Their work in schools is inspiring, but also is the artwork. The event in Cairns brought together 20 mural artists, both internationally acclaimed as well as locally famous. Various events were organised to inspire their murals, and this is where Sharks And Rays Australia got involved. After all, a mural of a sawfish can reach hundreds of thousands of people from around the world, if placed in the right location in Cairns!

At the beginning of May, I returned early form a field trip in the Northern Gulf of Carpentaria, to join a panel discussion with the artists and founders of Pangea Seed at the Cairns Tanks Arts Centre.

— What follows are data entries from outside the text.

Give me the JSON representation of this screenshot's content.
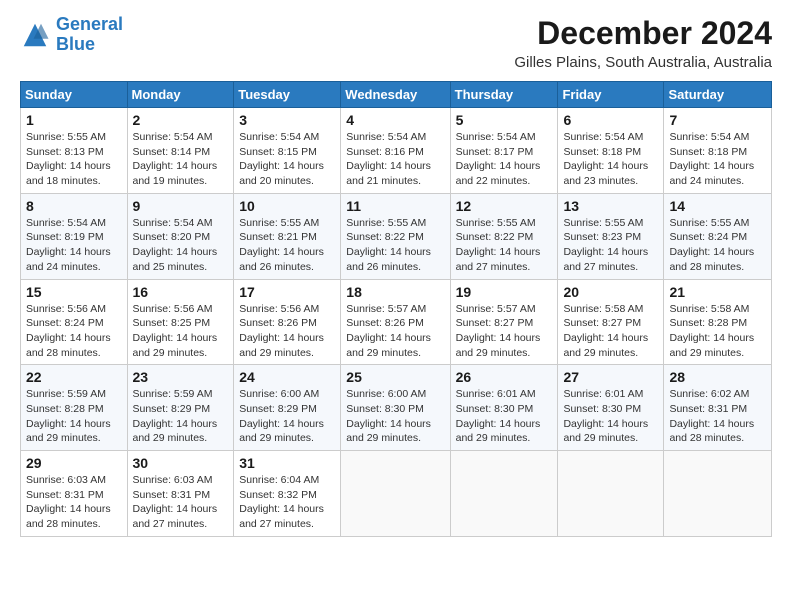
{
  "logo": {
    "line1": "General",
    "line2": "Blue"
  },
  "title": "December 2024",
  "subtitle": "Gilles Plains, South Australia, Australia",
  "days_header": [
    "Sunday",
    "Monday",
    "Tuesday",
    "Wednesday",
    "Thursday",
    "Friday",
    "Saturday"
  ],
  "weeks": [
    [
      {
        "day": "1",
        "sunrise": "5:55 AM",
        "sunset": "8:13 PM",
        "daylight": "14 hours and 18 minutes."
      },
      {
        "day": "2",
        "sunrise": "5:54 AM",
        "sunset": "8:14 PM",
        "daylight": "14 hours and 19 minutes."
      },
      {
        "day": "3",
        "sunrise": "5:54 AM",
        "sunset": "8:15 PM",
        "daylight": "14 hours and 20 minutes."
      },
      {
        "day": "4",
        "sunrise": "5:54 AM",
        "sunset": "8:16 PM",
        "daylight": "14 hours and 21 minutes."
      },
      {
        "day": "5",
        "sunrise": "5:54 AM",
        "sunset": "8:17 PM",
        "daylight": "14 hours and 22 minutes."
      },
      {
        "day": "6",
        "sunrise": "5:54 AM",
        "sunset": "8:18 PM",
        "daylight": "14 hours and 23 minutes."
      },
      {
        "day": "7",
        "sunrise": "5:54 AM",
        "sunset": "8:18 PM",
        "daylight": "14 hours and 24 minutes."
      }
    ],
    [
      {
        "day": "8",
        "sunrise": "5:54 AM",
        "sunset": "8:19 PM",
        "daylight": "14 hours and 24 minutes."
      },
      {
        "day": "9",
        "sunrise": "5:54 AM",
        "sunset": "8:20 PM",
        "daylight": "14 hours and 25 minutes."
      },
      {
        "day": "10",
        "sunrise": "5:55 AM",
        "sunset": "8:21 PM",
        "daylight": "14 hours and 26 minutes."
      },
      {
        "day": "11",
        "sunrise": "5:55 AM",
        "sunset": "8:22 PM",
        "daylight": "14 hours and 26 minutes."
      },
      {
        "day": "12",
        "sunrise": "5:55 AM",
        "sunset": "8:22 PM",
        "daylight": "14 hours and 27 minutes."
      },
      {
        "day": "13",
        "sunrise": "5:55 AM",
        "sunset": "8:23 PM",
        "daylight": "14 hours and 27 minutes."
      },
      {
        "day": "14",
        "sunrise": "5:55 AM",
        "sunset": "8:24 PM",
        "daylight": "14 hours and 28 minutes."
      }
    ],
    [
      {
        "day": "15",
        "sunrise": "5:56 AM",
        "sunset": "8:24 PM",
        "daylight": "14 hours and 28 minutes."
      },
      {
        "day": "16",
        "sunrise": "5:56 AM",
        "sunset": "8:25 PM",
        "daylight": "14 hours and 29 minutes."
      },
      {
        "day": "17",
        "sunrise": "5:56 AM",
        "sunset": "8:26 PM",
        "daylight": "14 hours and 29 minutes."
      },
      {
        "day": "18",
        "sunrise": "5:57 AM",
        "sunset": "8:26 PM",
        "daylight": "14 hours and 29 minutes."
      },
      {
        "day": "19",
        "sunrise": "5:57 AM",
        "sunset": "8:27 PM",
        "daylight": "14 hours and 29 minutes."
      },
      {
        "day": "20",
        "sunrise": "5:58 AM",
        "sunset": "8:27 PM",
        "daylight": "14 hours and 29 minutes."
      },
      {
        "day": "21",
        "sunrise": "5:58 AM",
        "sunset": "8:28 PM",
        "daylight": "14 hours and 29 minutes."
      }
    ],
    [
      {
        "day": "22",
        "sunrise": "5:59 AM",
        "sunset": "8:28 PM",
        "daylight": "14 hours and 29 minutes."
      },
      {
        "day": "23",
        "sunrise": "5:59 AM",
        "sunset": "8:29 PM",
        "daylight": "14 hours and 29 minutes."
      },
      {
        "day": "24",
        "sunrise": "6:00 AM",
        "sunset": "8:29 PM",
        "daylight": "14 hours and 29 minutes."
      },
      {
        "day": "25",
        "sunrise": "6:00 AM",
        "sunset": "8:30 PM",
        "daylight": "14 hours and 29 minutes."
      },
      {
        "day": "26",
        "sunrise": "6:01 AM",
        "sunset": "8:30 PM",
        "daylight": "14 hours and 29 minutes."
      },
      {
        "day": "27",
        "sunrise": "6:01 AM",
        "sunset": "8:30 PM",
        "daylight": "14 hours and 29 minutes."
      },
      {
        "day": "28",
        "sunrise": "6:02 AM",
        "sunset": "8:31 PM",
        "daylight": "14 hours and 28 minutes."
      }
    ],
    [
      {
        "day": "29",
        "sunrise": "6:03 AM",
        "sunset": "8:31 PM",
        "daylight": "14 hours and 28 minutes."
      },
      {
        "day": "30",
        "sunrise": "6:03 AM",
        "sunset": "8:31 PM",
        "daylight": "14 hours and 27 minutes."
      },
      {
        "day": "31",
        "sunrise": "6:04 AM",
        "sunset": "8:32 PM",
        "daylight": "14 hours and 27 minutes."
      },
      null,
      null,
      null,
      null
    ]
  ]
}
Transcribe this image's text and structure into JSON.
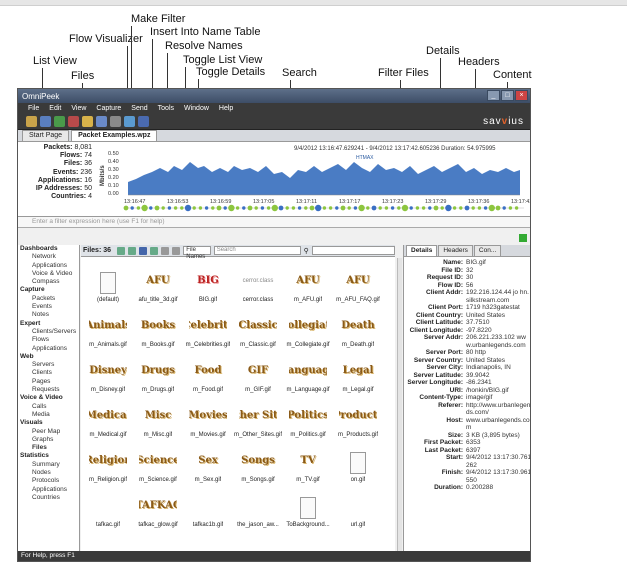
{
  "callouts": {
    "make_filter": "Make Filter",
    "flow_visualizer": "Flow Visualizer",
    "insert_name_table": "Insert Into Name Table",
    "resolve_names": "Resolve Names",
    "toggle_list_view": "Toggle List View",
    "toggle_details": "Toggle Details",
    "list_view": "List View",
    "files": "Files",
    "search": "Search",
    "filter_files": "Filter Files",
    "details": "Details",
    "headers": "Headers",
    "content": "Content"
  },
  "window": {
    "title": "OmniPeek",
    "brand_prefix": "sav",
    "brand_accent": "v",
    "brand_suffix": "ius"
  },
  "menu": [
    "File",
    "Edit",
    "View",
    "Capture",
    "Send",
    "Tools",
    "Window",
    "Help"
  ],
  "tabs": {
    "start": "Start Page",
    "active": "Packet Examples.wpz"
  },
  "stats": [
    {
      "label": "Packets:",
      "value": "8,081"
    },
    {
      "label": "Flows:",
      "value": "74"
    },
    {
      "label": "Files:",
      "value": "36"
    },
    {
      "label": "Events:",
      "value": "236"
    },
    {
      "label": "Applications:",
      "value": "16"
    },
    {
      "label": "IP Addresses:",
      "value": "50"
    },
    {
      "label": "Countries:",
      "value": "4"
    }
  ],
  "graph": {
    "header": "9/4/2012 13:16:47.629241 - 9/4/2012 13:17:42.605236 Duration: 54.975995",
    "ylabel": "Mbits/s",
    "yticks": [
      "0.50",
      "0.40",
      "0.30",
      "0.20",
      "0.10",
      "0.00"
    ],
    "xticks": [
      "13:16:47",
      "13:16:53",
      "13:16:59",
      "13:17:05",
      "13:17:11",
      "13:17:17",
      "13:17:23",
      "13:17:29",
      "13:17:36",
      "13:17:42"
    ],
    "annotation": "HTMAX",
    "colors": {
      "area": "#4a7cc4",
      "dot_a": "#8dc63f",
      "dot_b": "#3a6fc4"
    }
  },
  "filter_placeholder": "Enter a filter expression here (use F1 for help)",
  "files_toolbar": {
    "count_label": "Files: 36",
    "search_scope": "File Names",
    "search_placeholder": "Search"
  },
  "dashboard": [
    {
      "section": "Dashboards",
      "items": [
        "Network",
        "Applications",
        "Voice & Video",
        "Compass"
      ]
    },
    {
      "section": "Capture",
      "items": [
        "Packets",
        "Events",
        "Notes"
      ]
    },
    {
      "section": "Expert",
      "items": [
        "Clients/Servers",
        "Flows",
        "Applications"
      ]
    },
    {
      "section": "Web",
      "items": [
        "Servers",
        "Clients",
        "Pages",
        "Requests"
      ]
    },
    {
      "section": "Voice & Video",
      "items": [
        "Calls",
        "Media"
      ]
    },
    {
      "section": "Visuals",
      "items": [
        "Peer Map",
        "Graphs",
        "Files"
      ]
    },
    {
      "section": "Statistics",
      "items": [
        "Summary",
        "Nodes",
        "Protocols",
        "Applications",
        "Countries"
      ]
    }
  ],
  "files": [
    {
      "name": "(default)",
      "art": "",
      "style": "doc"
    },
    {
      "name": "afu_title_3d.gif",
      "art": "AFU",
      "style": "gold"
    },
    {
      "name": "BIG.gif",
      "art": "BIG",
      "style": "red"
    },
    {
      "name": "cerror.class",
      "art": "cerror.class",
      "style": "gray"
    },
    {
      "name": "m_AFU.gif",
      "art": "AFU",
      "style": "gold"
    },
    {
      "name": "m_AFU_FAQ.gif",
      "art": "AFU",
      "style": "gold"
    },
    {
      "name": "m_Animals.gif",
      "art": "Animals",
      "style": "gold"
    },
    {
      "name": "m_Books.gif",
      "art": "Books",
      "style": "gold"
    },
    {
      "name": "m_Celebrities.gif",
      "art": "Celebrity",
      "style": "gold"
    },
    {
      "name": "m_Classic.gif",
      "art": "Classic",
      "style": "gold"
    },
    {
      "name": "m_Collegiate.gif",
      "art": "Collegiate",
      "style": "gold"
    },
    {
      "name": "m_Death.gif",
      "art": "Death",
      "style": "gold"
    },
    {
      "name": "m_Disney.gif",
      "art": "Disney",
      "style": "gold"
    },
    {
      "name": "m_Drugs.gif",
      "art": "Drugs",
      "style": "gold"
    },
    {
      "name": "m_Food.gif",
      "art": "Food",
      "style": "gold"
    },
    {
      "name": "m_GIF.gif",
      "art": "GIF",
      "style": "gold"
    },
    {
      "name": "m_Language.gif",
      "art": "Language",
      "style": "gold"
    },
    {
      "name": "m_Legal.gif",
      "art": "Legal",
      "style": "gold"
    },
    {
      "name": "m_Medical.gif",
      "art": "Medical",
      "style": "gold"
    },
    {
      "name": "m_Misc.gif",
      "art": "Misc",
      "style": "gold"
    },
    {
      "name": "m_Movies.gif",
      "art": "Movies",
      "style": "gold"
    },
    {
      "name": "m_Other_Sites.gif",
      "art": "Other Sites",
      "style": "gold"
    },
    {
      "name": "m_Politics.gif",
      "art": "Politics",
      "style": "gold"
    },
    {
      "name": "m_Products.gif",
      "art": "Products",
      "style": "gold"
    },
    {
      "name": "m_Religion.gif",
      "art": "Religion",
      "style": "gold"
    },
    {
      "name": "m_Science.gif",
      "art": "Science",
      "style": "gold"
    },
    {
      "name": "m_Sex.gif",
      "art": "Sex",
      "style": "gold"
    },
    {
      "name": "m_Songs.gif",
      "art": "Songs",
      "style": "gold"
    },
    {
      "name": "m_TV.gif",
      "art": "TV",
      "style": "gold"
    },
    {
      "name": "on.gif",
      "art": "",
      "style": "doc"
    },
    {
      "name": "tafkac.gif",
      "art": "",
      "style": "red"
    },
    {
      "name": "tafkac_glow.gif",
      "art": "TAFKAC",
      "style": "gold"
    },
    {
      "name": "tafkac1b.gif",
      "art": "",
      "style": "gold"
    },
    {
      "name": "the_jason_aw...",
      "art": "",
      "style": "red"
    },
    {
      "name": "ToBackground...",
      "art": "",
      "style": "doc"
    },
    {
      "name": "url.gif",
      "art": "",
      "style": "gold"
    }
  ],
  "details_tabs": [
    "Details",
    "Headers",
    "Con..."
  ],
  "details": [
    {
      "k": "Name:",
      "v": "BIG.gif"
    },
    {
      "k": "File ID:",
      "v": "32"
    },
    {
      "k": "Request ID:",
      "v": "30"
    },
    {
      "k": "Flow ID:",
      "v": "56"
    },
    {
      "k": "Client Addr:",
      "v": "192.216.124.44 jo hn.silkstream.com"
    },
    {
      "k": "Client Port:",
      "v": "1719 h323gatestat"
    },
    {
      "k": "Client Country:",
      "v": "United States"
    },
    {
      "k": "Client Latitude:",
      "v": "37.7510"
    },
    {
      "k": "Client Longitude:",
      "v": "-97.8220"
    },
    {
      "k": "Server Addr:",
      "v": "206.221.233.102 www.urbanlegends.com"
    },
    {
      "k": "Server Port:",
      "v": "80 http"
    },
    {
      "k": "Server Country:",
      "v": "United States"
    },
    {
      "k": "Server City:",
      "v": "Indianapolis, IN"
    },
    {
      "k": "Server Latitude:",
      "v": "39.9042"
    },
    {
      "k": "Server Longitude:",
      "v": "-86.2341"
    },
    {
      "k": "URI:",
      "v": "/honkin/BIG.gif"
    },
    {
      "k": "Content-Type:",
      "v": "image/gif"
    },
    {
      "k": "Referer:",
      "v": "http://www.urbanlegends.com/"
    },
    {
      "k": "Host:",
      "v": "www.urbanlegends.com"
    },
    {
      "k": "Size:",
      "v": "3 KB (3,895 bytes)"
    },
    {
      "k": "First Packet:",
      "v": "6353"
    },
    {
      "k": "Last Packet:",
      "v": "6397"
    },
    {
      "k": "Start:",
      "v": "9/4/2012 13:17:30.761262"
    },
    {
      "k": "Finish:",
      "v": "9/4/2012 13:17:30.961550"
    },
    {
      "k": "Duration:",
      "v": "0.200288"
    }
  ],
  "status": "For Help, press F1"
}
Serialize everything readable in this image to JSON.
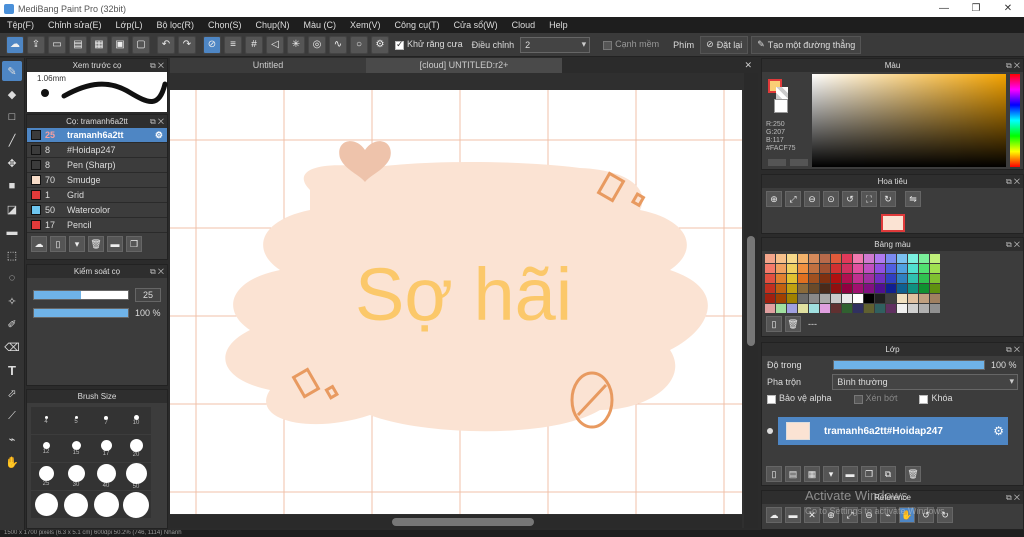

Some of the points raised during this discussion were how art can change people’s perceptions of animals. For example, sharks are generally perceived to be dangerous, but a mural of a shark can be perceived to be beautiful, and it is this moment in which the observer’s mind opens, and becomes receptive and curious to the possibility that the long hold perception of the mindless killer might be wrong.

Below you will find the map of murals that were produced across Cairns, I hope you enjoy them for years to come.




This blog post was originally published as a project update for the Save Our Seas Foundation. You can access the original post here.

Sometimes working with endangered species can be difficult. Personally, I have a lot of respect for my fellow elasmobranch biologists who collect samples and sightings data from fish markets and other locations that bring you close to only body parts of the species you are working so hard to protect.

Last week I received a set of saws that Queensland Fisheries had confiscated. The previous owner of these had received a fine for possession without a permit. It is likely that many of these saws had been taken before sawfish had been protected. But it is also likely that the saws represent a subset of what he collected, the subset that he was not yet able to sell.

The saws will be used for research and education. DNA samples and measurements will be taken, and some of the saws will be used for school visits. But these saws will also guide future sampling efforts. Being an optimist, I am hoping they might lead us to a remnant population of a Pristis species on Queensland’s east coast, in a location where potentially even the populations of Anoxyrpstis cuspidata might still be healthy.